Who’s rolling in dough?


Recently House of Representatives Whip Eric Cantor admitted that there is a problem with the disequity in wealth in this country. The brief commentary, here, is worth reading.

Probably a more honest assessment of who has, and who deserves, and how they get what, was this letter to the editor in yesterday’s Minneapolis Star Tribune. The letter could be a useful springboard for conversation; far more useful than playing the information game on Rep. Kantor’s court.

Here’s the letter:

State Rep. Carly Melin, D-Hibbing, said the Occupy Wall Street crowd is bringing a voice back to working people and the middle class. But Wall Street already gave a voice to my father, a Coca-Cola truck driver out of the Eagan plant, and to millions of working people.

In the ’80s, he researched, then invested $10,000 in a junk stock and made a fortune, in his opinion. No broker — he trusted only his own counsel. He then researched and invested in other stocks, both risky and mainstream, and made more money. Over the years, he turned the $10,000 into $4 million. Boy, did he find his voice, nagging everyone he knew to invest in the stock market.

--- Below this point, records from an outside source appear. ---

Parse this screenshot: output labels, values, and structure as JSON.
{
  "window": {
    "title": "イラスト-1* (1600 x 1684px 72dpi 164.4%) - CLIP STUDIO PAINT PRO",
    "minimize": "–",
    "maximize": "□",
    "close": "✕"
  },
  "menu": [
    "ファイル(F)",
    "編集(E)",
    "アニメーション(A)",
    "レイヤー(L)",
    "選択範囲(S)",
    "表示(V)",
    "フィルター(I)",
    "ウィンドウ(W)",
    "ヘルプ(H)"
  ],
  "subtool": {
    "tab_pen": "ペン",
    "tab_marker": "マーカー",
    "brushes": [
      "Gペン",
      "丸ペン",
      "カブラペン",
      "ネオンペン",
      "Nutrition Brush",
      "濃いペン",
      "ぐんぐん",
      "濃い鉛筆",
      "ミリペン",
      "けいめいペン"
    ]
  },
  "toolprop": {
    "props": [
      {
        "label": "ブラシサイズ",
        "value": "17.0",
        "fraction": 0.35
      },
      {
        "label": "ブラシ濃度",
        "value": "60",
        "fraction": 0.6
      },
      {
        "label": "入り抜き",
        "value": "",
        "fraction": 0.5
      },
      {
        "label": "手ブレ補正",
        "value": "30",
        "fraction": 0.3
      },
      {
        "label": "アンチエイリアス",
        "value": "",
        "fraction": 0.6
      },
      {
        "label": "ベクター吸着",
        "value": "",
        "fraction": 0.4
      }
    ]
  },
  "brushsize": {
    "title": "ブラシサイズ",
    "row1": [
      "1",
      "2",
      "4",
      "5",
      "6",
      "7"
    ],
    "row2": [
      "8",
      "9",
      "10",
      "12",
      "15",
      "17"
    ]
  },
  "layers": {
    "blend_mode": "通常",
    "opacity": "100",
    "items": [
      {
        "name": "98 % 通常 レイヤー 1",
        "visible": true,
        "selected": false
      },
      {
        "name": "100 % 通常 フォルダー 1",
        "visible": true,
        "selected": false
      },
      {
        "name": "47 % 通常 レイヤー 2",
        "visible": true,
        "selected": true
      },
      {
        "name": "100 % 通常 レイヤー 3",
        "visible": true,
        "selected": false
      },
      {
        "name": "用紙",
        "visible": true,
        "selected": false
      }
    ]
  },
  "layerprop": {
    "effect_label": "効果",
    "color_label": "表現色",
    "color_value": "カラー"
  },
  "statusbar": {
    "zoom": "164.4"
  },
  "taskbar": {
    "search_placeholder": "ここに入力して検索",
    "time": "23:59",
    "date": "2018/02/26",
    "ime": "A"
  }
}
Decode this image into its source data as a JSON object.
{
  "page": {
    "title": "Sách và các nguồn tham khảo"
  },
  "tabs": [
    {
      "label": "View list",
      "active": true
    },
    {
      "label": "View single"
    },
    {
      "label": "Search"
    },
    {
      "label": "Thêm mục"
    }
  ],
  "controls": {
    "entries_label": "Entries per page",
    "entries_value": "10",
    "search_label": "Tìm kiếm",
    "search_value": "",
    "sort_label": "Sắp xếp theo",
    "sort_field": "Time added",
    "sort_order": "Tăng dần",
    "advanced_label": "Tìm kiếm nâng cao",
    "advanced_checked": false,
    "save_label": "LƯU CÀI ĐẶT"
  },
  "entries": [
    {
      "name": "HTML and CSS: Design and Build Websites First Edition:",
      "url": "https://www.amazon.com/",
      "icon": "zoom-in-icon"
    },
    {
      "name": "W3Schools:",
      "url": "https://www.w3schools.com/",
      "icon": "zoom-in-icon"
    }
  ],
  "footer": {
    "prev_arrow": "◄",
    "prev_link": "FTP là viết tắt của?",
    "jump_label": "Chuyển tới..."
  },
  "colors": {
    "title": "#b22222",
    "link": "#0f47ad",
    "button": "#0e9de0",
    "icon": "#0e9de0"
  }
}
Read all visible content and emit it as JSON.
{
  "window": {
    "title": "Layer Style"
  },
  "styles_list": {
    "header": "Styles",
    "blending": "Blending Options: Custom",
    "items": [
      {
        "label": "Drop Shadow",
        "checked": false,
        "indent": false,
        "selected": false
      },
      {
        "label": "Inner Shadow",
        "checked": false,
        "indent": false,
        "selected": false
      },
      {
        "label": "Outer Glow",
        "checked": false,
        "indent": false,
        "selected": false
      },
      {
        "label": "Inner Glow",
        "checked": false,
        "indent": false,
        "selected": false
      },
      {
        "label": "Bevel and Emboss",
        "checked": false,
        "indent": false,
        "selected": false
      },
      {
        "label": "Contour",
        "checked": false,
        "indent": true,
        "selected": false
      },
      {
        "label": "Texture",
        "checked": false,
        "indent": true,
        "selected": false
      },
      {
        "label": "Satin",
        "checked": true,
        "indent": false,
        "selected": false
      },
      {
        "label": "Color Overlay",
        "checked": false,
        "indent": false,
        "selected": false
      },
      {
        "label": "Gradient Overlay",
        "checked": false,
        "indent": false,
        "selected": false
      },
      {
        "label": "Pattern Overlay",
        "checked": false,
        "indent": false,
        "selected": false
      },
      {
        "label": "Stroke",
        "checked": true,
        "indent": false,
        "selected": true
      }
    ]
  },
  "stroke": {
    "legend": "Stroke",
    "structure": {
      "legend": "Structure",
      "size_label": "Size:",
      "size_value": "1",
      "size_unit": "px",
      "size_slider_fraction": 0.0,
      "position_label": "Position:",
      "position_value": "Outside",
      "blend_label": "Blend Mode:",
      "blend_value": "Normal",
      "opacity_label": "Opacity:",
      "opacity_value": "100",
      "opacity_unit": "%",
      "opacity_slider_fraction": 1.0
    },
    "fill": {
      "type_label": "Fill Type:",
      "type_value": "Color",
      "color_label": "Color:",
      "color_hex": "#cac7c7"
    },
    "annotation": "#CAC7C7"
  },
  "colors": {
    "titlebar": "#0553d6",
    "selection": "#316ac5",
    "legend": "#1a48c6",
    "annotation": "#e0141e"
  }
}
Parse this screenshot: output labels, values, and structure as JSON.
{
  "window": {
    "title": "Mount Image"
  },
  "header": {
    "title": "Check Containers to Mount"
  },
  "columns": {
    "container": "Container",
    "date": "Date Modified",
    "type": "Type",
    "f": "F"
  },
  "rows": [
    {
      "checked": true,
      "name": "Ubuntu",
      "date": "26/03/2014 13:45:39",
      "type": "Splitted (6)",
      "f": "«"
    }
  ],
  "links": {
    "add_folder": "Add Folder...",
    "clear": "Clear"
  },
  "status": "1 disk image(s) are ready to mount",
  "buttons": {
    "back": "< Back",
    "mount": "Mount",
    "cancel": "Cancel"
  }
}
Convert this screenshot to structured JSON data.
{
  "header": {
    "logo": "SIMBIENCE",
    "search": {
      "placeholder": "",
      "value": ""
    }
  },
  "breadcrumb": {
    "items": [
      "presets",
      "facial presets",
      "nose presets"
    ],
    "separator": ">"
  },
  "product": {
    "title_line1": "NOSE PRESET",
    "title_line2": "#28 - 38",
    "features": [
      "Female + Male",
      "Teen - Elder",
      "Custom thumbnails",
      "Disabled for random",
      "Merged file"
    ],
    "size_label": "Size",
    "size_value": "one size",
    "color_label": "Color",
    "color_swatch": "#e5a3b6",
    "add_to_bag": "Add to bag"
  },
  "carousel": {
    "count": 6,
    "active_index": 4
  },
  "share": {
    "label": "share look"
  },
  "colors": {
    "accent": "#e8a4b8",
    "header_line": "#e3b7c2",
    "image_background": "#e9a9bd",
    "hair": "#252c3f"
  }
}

Everyone wants the dishonest bums on Wall Street out, and no one was happier than my father when they caught a crook on Wall Street or in Washington. Melin’s real interest is in vilifying Wall Street itself. You never hear her, or others like U.S. Reps. Keith Ellison or Barney Frank, speak of how many millions of Americans of modest means became middle-class or rich when they took a chance on Wall Street.

My dad said that the way to make money for your family is to get up and go to work five days a week or more, save, and invest in the stock market. No guarantee — but when it comes to ideas that work, I would take the advice of a working man or businessman over the theories of a politician.


One expects a high profile politician like Cantor to distort and manipulate by omission or commission. Voluntary sharing of wealth has never worked, ever. There might be an occasional glimmer of guilt: think of those ubiquitous Carnegie libraries which still dot towns and cities nationwide. But by and large, once you get addicted to acquiring of wealth, you are equally addicted to retaining control over it.

Maureen Hansen lays out a more ordinary scenario: her Dad figures out a way to make a fast buck in Wall Street Junk Bonds, and did well.

She admits there is no guarantee of riches, but her Dad got very lucky in the casino-for-the-little-guys that is Wall Street. He basically hit the casino jackpot by gambling the American Way.

If it were only that simple.

There is a big untold back story to Ms Hansen’s fascinating letter.

One would guess her Dad is deceased. If not, he certainly will be.

If he’s lucky and his pile continues to grow, and she is an only child, will she inherit this wealth? And, if so, is this wealth she inherits wealth that she “earned”?

By accident of birthright, does she then deserve to be rich? And someone else poor?

There are endless questions in this business of wealth distribution. All that is absolutely certain is that there is a hideous imbalance in wealth in today’s United States and those have more’s have shown little or no inclination to share their bounty with those who can’t imagine such wealth, much less being able to invest in the stock market.

The “lucky duckies” who have nearly cornered the wealth in the United States have got a heckuva deal, and Eric Cantor and his ilk know it.

And they have no interest or inclination to share…. After all, they hope to participate in this largesse of the 1% themselves, someday.